Thailand’s internet of things (IoT) is also seen experiencing fast growth. Some observers are forecasting 400m connected devices in the country by 2020. Frost & Sullivan said that IoT spending in Thailand was about $57.7m in 2014, and the company believes that figure could hit close to $1bn by 2020. A number of drivers are behind this rapid growth, including the country’s strong manufacturing base, government initiatives to have public transportation wired and connected, and the development of smart cities. Health care may also represent an opportunity for IoT providers, as Thai society is ageing and the government is looking for solutions to help cope with the medical burden.

Revenue from mobile games totalled under $100m in 2014, and they are expected to hit $300m in 2017. Other areas of development include social networking, app development, mobile payments and location-based services. Thais have been major users of international services, but with 4G creating both the demand and the platform for development, there may be an uptick in the output of local Thai content and solutions.

Smart City

Phuket is targeted to be the country’s first smart city. The plan is for the Software Industry Promotion Agency (SIPA) to invest BT100m ($3m) in developing the digital infrastructure and a data centre for the project. Special economic zones may also be established. SIPA will be assisted by the Science, ICT and Future Planning Ministry of South Korea. The programme will be a pilot, and the hope is to attract start-ups to the island. Chiang Mai has also been mentioned as a possible smart city.

While Thailand’s internet remains largely free, the current government has worked to limit some types of content. In early 2016 it met with Line and Facebook to discuss restrictions, and earlier the government met with Google and YouTube. The authorities have said they would like to see local versions of Google, Facebook and other platforms so that information can be adequately protected from attacks.

The government has proposed cybersecurity bills that would give it broad powers to control, censor and eavesdrop on the internet in order to protect national security. As of early 2016 three relevant bills had been prepared in draft form – the Cyber-security Act, the Computer Misuse Act and the Data Privacy Act. They would consolidate 10 laws related to the digital economy, despite Amnesty International and others having protested.

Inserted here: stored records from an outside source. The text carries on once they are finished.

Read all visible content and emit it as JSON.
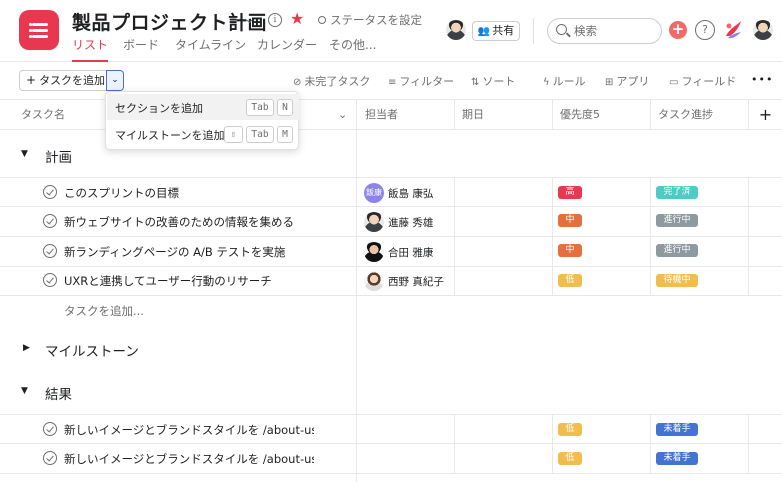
{
  "project": {
    "title": "製品プロジェクト計画",
    "status_label": "ステータスを設定"
  },
  "tabs": [
    {
      "label": "リスト",
      "active": true
    },
    {
      "label": "ボード"
    },
    {
      "label": "タイムライン"
    },
    {
      "label": "カレンダー"
    },
    {
      "label": "その他..."
    }
  ],
  "header": {
    "share_label": "共有",
    "search_placeholder": "検索",
    "plus_label": "+",
    "help_label": "?",
    "info_label": "i"
  },
  "toolbar": {
    "add_task_label": "タスクを追加",
    "incomplete_label": "未完了タスク",
    "filter_label": "フィルター",
    "sort_label": "ソート",
    "rule_label": "ルール",
    "apps_label": "アプリ",
    "fields_label": "フィールド",
    "more_label": "•••"
  },
  "dropdown": {
    "items": [
      {
        "label": "セクションを追加",
        "keys": [
          "Tab",
          "N"
        ]
      },
      {
        "label": "マイルストーンを追加",
        "keys": [
          "⇧",
          "Tab",
          "M"
        ]
      }
    ]
  },
  "columns": {
    "task_name": "タスク名",
    "assignee": "担当者",
    "due": "期日",
    "priority": "優先度5",
    "progress": "タスク進捗",
    "add": "+"
  },
  "sections": [
    {
      "name": "計画",
      "tasks": [
        {
          "name": "このスプリントの目標",
          "assignee": "飯島 康弘",
          "initials": "飯康",
          "priority": "高",
          "progress": "完了済"
        },
        {
          "name": "新ウェブサイトの改善のための情報を集める",
          "assignee": "進藤 秀雄",
          "priority": "中",
          "progress": "進行中"
        },
        {
          "name": "新ランディングページの A/B テストを実施",
          "assignee": "合田 雅康",
          "priority": "中",
          "progress": "進行中"
        },
        {
          "name": "UXRと連携してユーザー行動のリサーチ",
          "assignee": "西野 真紀子",
          "priority": "低",
          "progress": "待機中"
        }
      ],
      "add_task_label": "タスクを追加..."
    },
    {
      "name": "マイルストーン"
    },
    {
      "name": "結果",
      "tasks": [
        {
          "name": "新しいイメージとブランドスタイルを /about-us に適用",
          "priority": "低",
          "progress": "未着手"
        },
        {
          "name": "新しいイメージとブランドスタイルを /about-us に適用",
          "priority": "低",
          "progress": "未着手"
        }
      ]
    }
  ],
  "colors": {
    "accent": "#e8384f",
    "priority_high": "#e8384f",
    "priority_mid": "#e3703e",
    "priority_low": "#f1bd4c",
    "done": "#4ecbc4",
    "in_progress": "#8d9aa0",
    "waiting": "#f1bd4c",
    "not_started": "#4573d2"
  }
}
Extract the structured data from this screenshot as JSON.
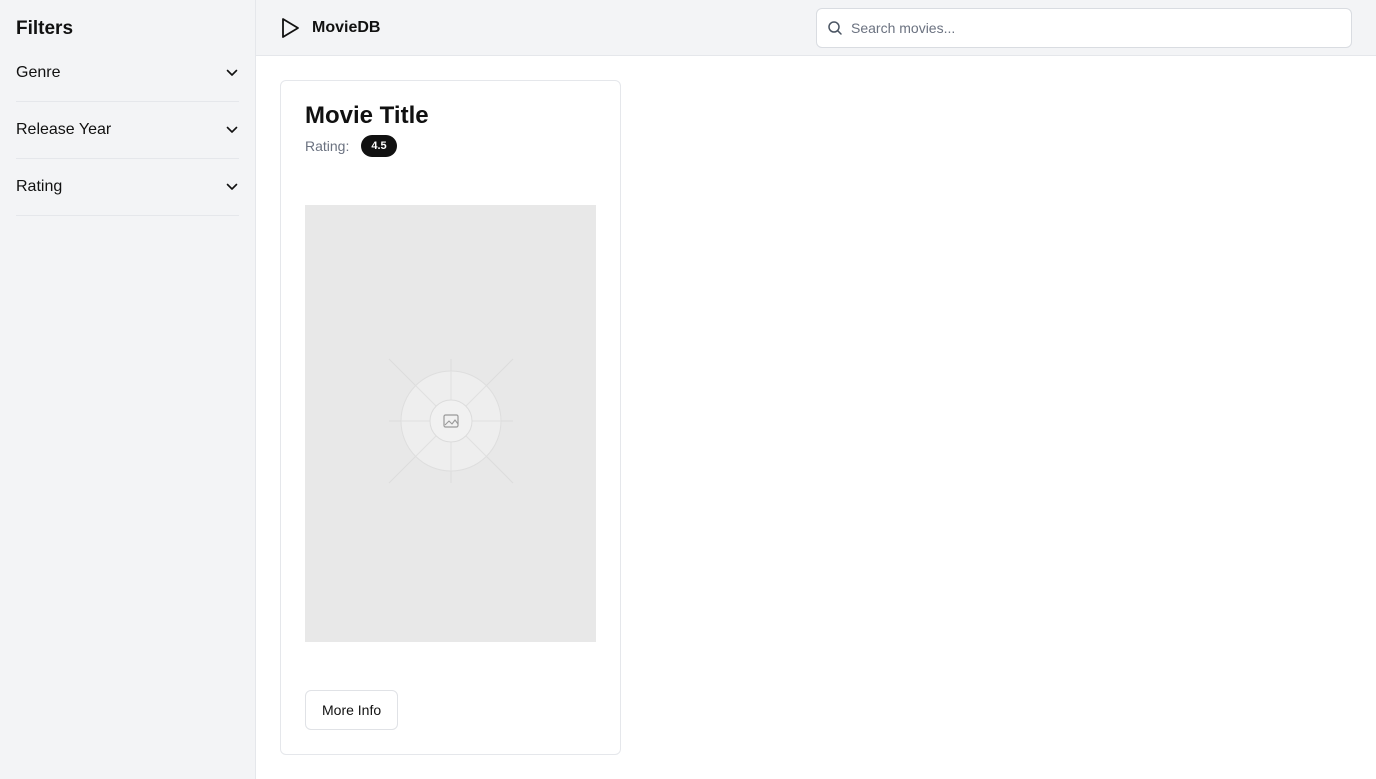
{
  "sidebar": {
    "title": "Filters",
    "items": [
      {
        "label": "Genre",
        "icon": "chevron-down-icon"
      },
      {
        "label": "Release Year",
        "icon": "chevron-down-icon"
      },
      {
        "label": "Rating",
        "icon": "chevron-down-icon"
      }
    ]
  },
  "header": {
    "brand_icon": "play-icon",
    "brand_name": "MovieDB",
    "search": {
      "placeholder": "Search movies...",
      "value": "",
      "icon": "search-icon"
    }
  },
  "card": {
    "title": "Movie Title",
    "rating_label": "Rating:",
    "rating_value": "4.5",
    "poster_icon": "image-placeholder-icon",
    "button_label": "More Info"
  },
  "colors": {
    "sidebar_bg": "#f3f4f6",
    "badge_bg": "#111111",
    "poster_bg": "#e8e8e8",
    "border": "#e5e7eb"
  }
}
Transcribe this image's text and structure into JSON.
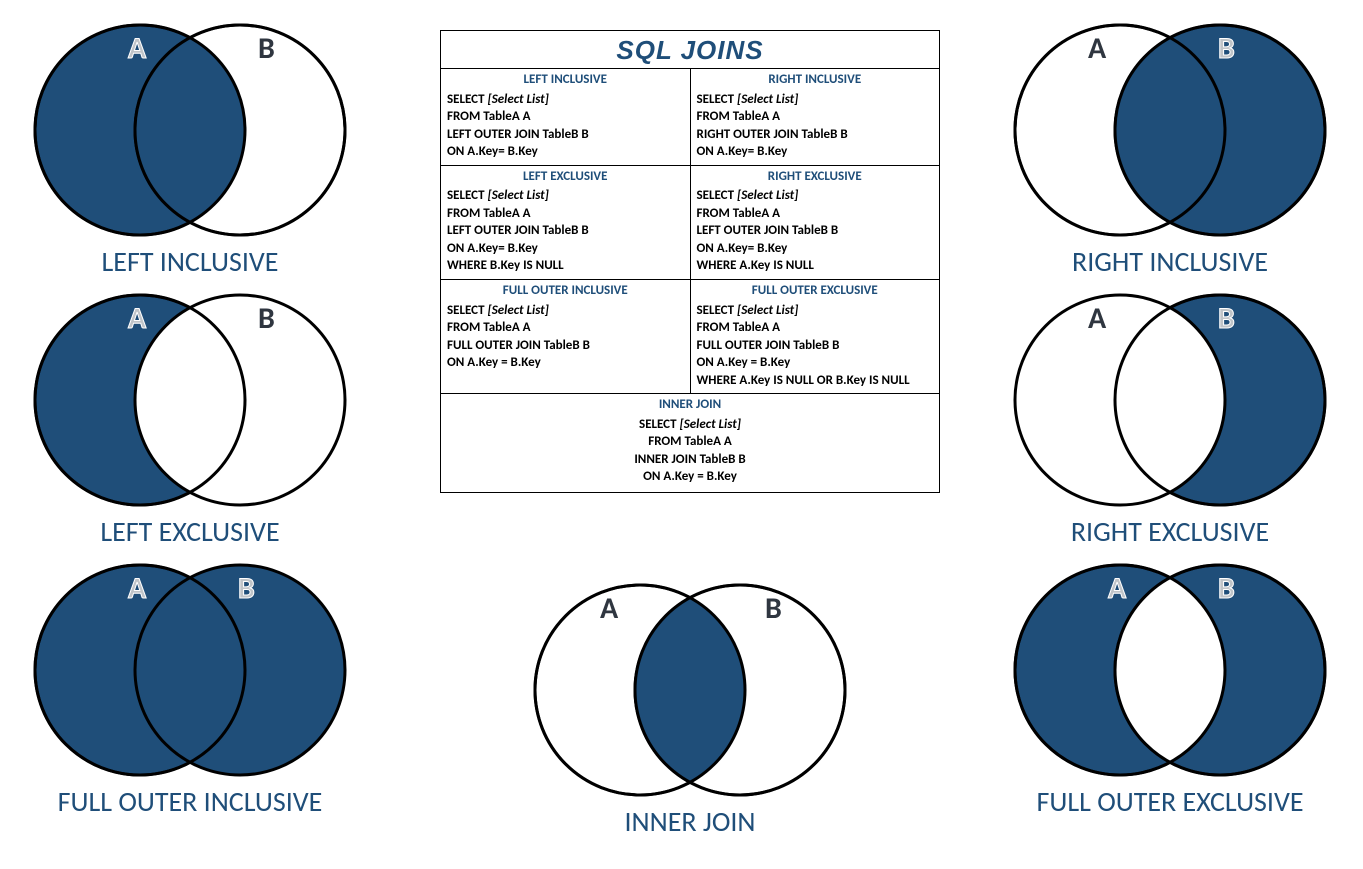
{
  "title": "SQL JOINS",
  "labels": {
    "A": "A",
    "B": "B"
  },
  "diagrams": {
    "left_inclusive": {
      "caption": "LEFT INCLUSIVE"
    },
    "right_inclusive": {
      "caption": "RIGHT INCLUSIVE"
    },
    "left_exclusive": {
      "caption": "LEFT EXCLUSIVE"
    },
    "right_exclusive": {
      "caption": "RIGHT EXCLUSIVE"
    },
    "full_outer_inclusive": {
      "caption": "FULL OUTER INCLUSIVE"
    },
    "full_outer_exclusive": {
      "caption": "FULL OUTER EXCLUSIVE"
    },
    "inner_join": {
      "caption": "INNER JOIN"
    }
  },
  "cells": {
    "left_inclusive": {
      "title": "LEFT INCLUSIVE",
      "l1a": "SELECT ",
      "l1b": "[Select List]",
      "l2": "FROM TableA A",
      "l3": "LEFT OUTER JOIN TableB B",
      "l4": "ON A.Key= B.Key"
    },
    "right_inclusive": {
      "title": "RIGHT INCLUSIVE",
      "l1a": "SELECT ",
      "l1b": "[Select List]",
      "l2": "FROM TableA A",
      "l3": "RIGHT OUTER JOIN TableB B",
      "l4": "ON A.Key= B.Key"
    },
    "left_exclusive": {
      "title": "LEFT EXCLUSIVE",
      "l1a": "SELECT ",
      "l1b": "[Select List]",
      "l2": "FROM TableA A",
      "l3": "LEFT OUTER JOIN TableB B",
      "l4": "ON A.Key= B.Key",
      "l5": "WHERE B.Key IS NULL"
    },
    "right_exclusive": {
      "title": "RIGHT EXCLUSIVE",
      "l1a": "SELECT ",
      "l1b": "[Select List]",
      "l2": "FROM TableA A",
      "l3": "LEFT OUTER JOIN TableB B",
      "l4": "ON A.Key= B.Key",
      "l5": "WHERE A.Key IS NULL"
    },
    "full_outer_inclusive": {
      "title": "FULL OUTER INCLUSIVE",
      "l1a": "SELECT ",
      "l1b": "[Select List]",
      "l2": "FROM TableA A",
      "l3": "FULL OUTER JOIN TableB B",
      "l4": "ON A.Key = B.Key"
    },
    "full_outer_exclusive": {
      "title": "FULL OUTER EXCLUSIVE",
      "l1a": "SELECT ",
      "l1b": "[Select List]",
      "l2": "FROM TableA A",
      "l3": "FULL OUTER JOIN TableB B",
      "l4": "ON A.Key = B.Key",
      "l5": "WHERE A.Key IS NULL OR B.Key IS NULL"
    },
    "inner_join": {
      "title": "INNER JOIN",
      "l1a": "SELECT ",
      "l1b": "[Select List]",
      "l2": "FROM TableA A",
      "l3": "INNER JOIN TableB B",
      "l4": "ON A.Key = B.Key"
    }
  },
  "colors": {
    "fill": "#1f4e79",
    "stroke": "#000000"
  }
}
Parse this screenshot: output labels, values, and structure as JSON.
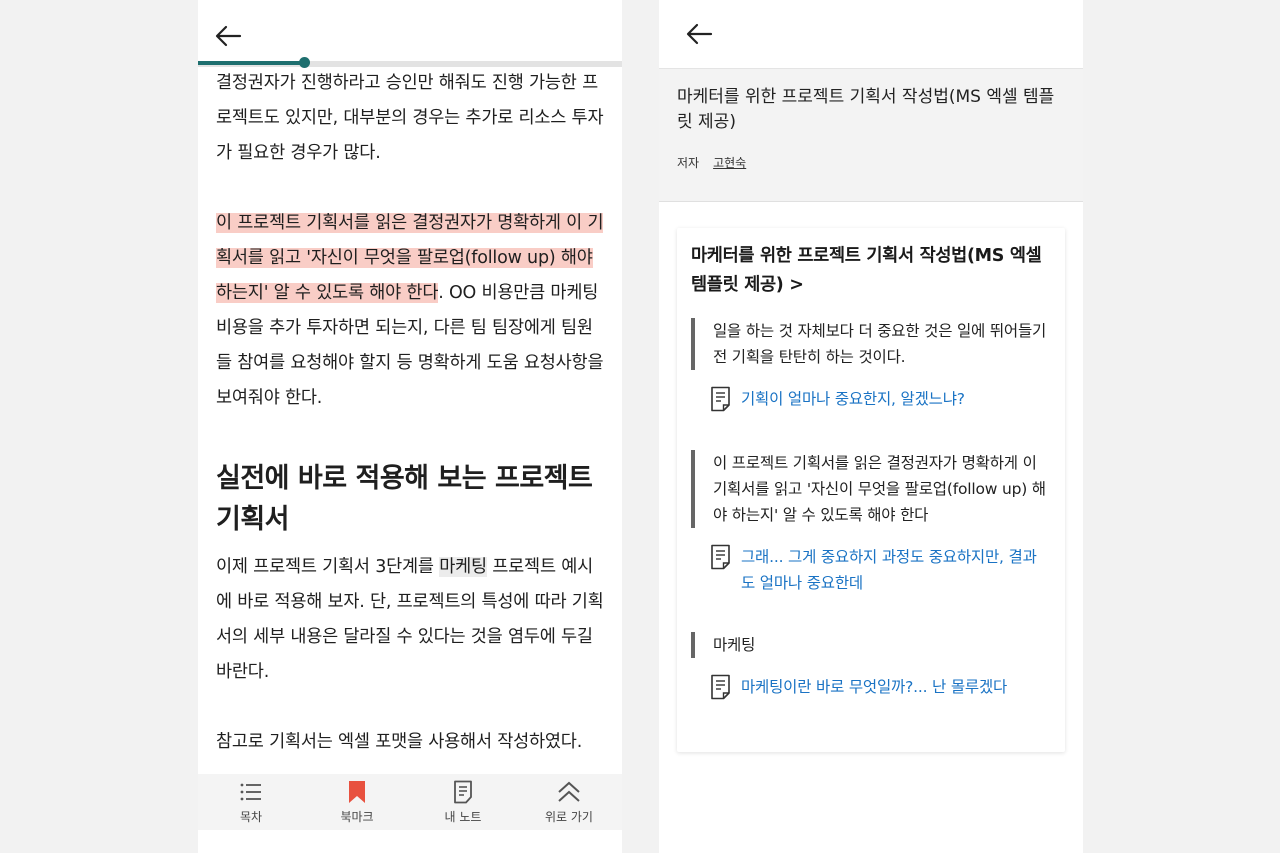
{
  "left": {
    "progress": 0.25,
    "paragraphs": {
      "p1": "결정권자가 진행하라고 승인만 해줘도 진행 가능한 프로젝트도 있지만, 대부분의 경우는 추가로 리소스 투자가 필요한 경우가 많다.",
      "p2_highlight": "이 프로젝트 기획서를 읽은 결정권자가 명확하게 이 기획서를 읽고 '자신이 무엇을 팔로업(follow up) 해야 하는지' 알 수 있도록 해야 한다",
      "p2_rest": ". OO 비용만큼 마케팅 비용을 추가 투자하면 되는지, 다른 팀 팀장에게 팀원들 참여를 요청해야 할지 등 명확하게 도움 요청사항을 보여줘야 한다.",
      "section_title": "실전에 바로 적용해 보는 프로젝트 기획서",
      "p3_a": "이제 프로젝트 기획서 3단계를 ",
      "p3_term": "마케팅",
      "p3_b": " 프로젝트 예시에 바로 적용해 보자. 단, 프로젝트의 특성에 따라 기획서의 세부 내용은 달라질 수 있다는 것을 염두에 두길 바란다.",
      "p4": "참고로 기획서는 엑셀 포맷을 사용해서 작성하였다."
    },
    "nav": {
      "toc": "목차",
      "bookmark": "북마크",
      "my_notes": "내 노트",
      "go_top": "위로 가기"
    },
    "colors": {
      "progress": "#1e6f6f",
      "highlight": "#f9cdc6",
      "bookmark": "#e8513f"
    }
  },
  "right": {
    "book_title": "마케터를 위한 프로젝트 기획서 작성법(MS 엑셀 템플릿 제공)",
    "author_label": "저자",
    "author_name": "고현숙",
    "card_title": "마케터를 위한 프로젝트 기획서 작성법(MS 엑셀 템플릿 제공) >",
    "notes": [
      {
        "quote": "일을 하는 것 자체보다 더 중요한 것은 일에 뛰어들기 전 기획을 탄탄히 하는 것이다.",
        "memo": "기획이 얼마나 중요한지, 알겠느냐?"
      },
      {
        "quote": "이 프로젝트 기획서를 읽은 결정권자가 명확하게 이 기획서를 읽고 '자신이 무엇을 팔로업(follow up) 해야 하는지' 알 수 있도록 해야 한다",
        "memo": "그래... 그게 중요하지 과정도 중요하지만, 결과도 얼마나 중요한데"
      },
      {
        "quote": "마케팅",
        "memo": "마케팅이란 바로 무엇일까?... 난 몰루겠다"
      }
    ],
    "colors": {
      "link": "#1a73c4"
    }
  }
}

The Thai IT sector appears to be entering a unique take-off period. A convergence of factors, including the rollout of 4G nationwide, government support and better user understanding of the offerings is resulting in improved IT and telecoms infrastructure and increased demand. Thailand is behind Singapore, Hong Kong and even Japan in terms of global connectivity and becoming a hub for the region. It is not clear yet whether it is possible to become one, given issues related to international links and government control. Indeed, whether Thailand becomes a global nexus for internet traffic or simply utilises the capabilities of nearby centres, Digital Thailand is becoming a reality in some form.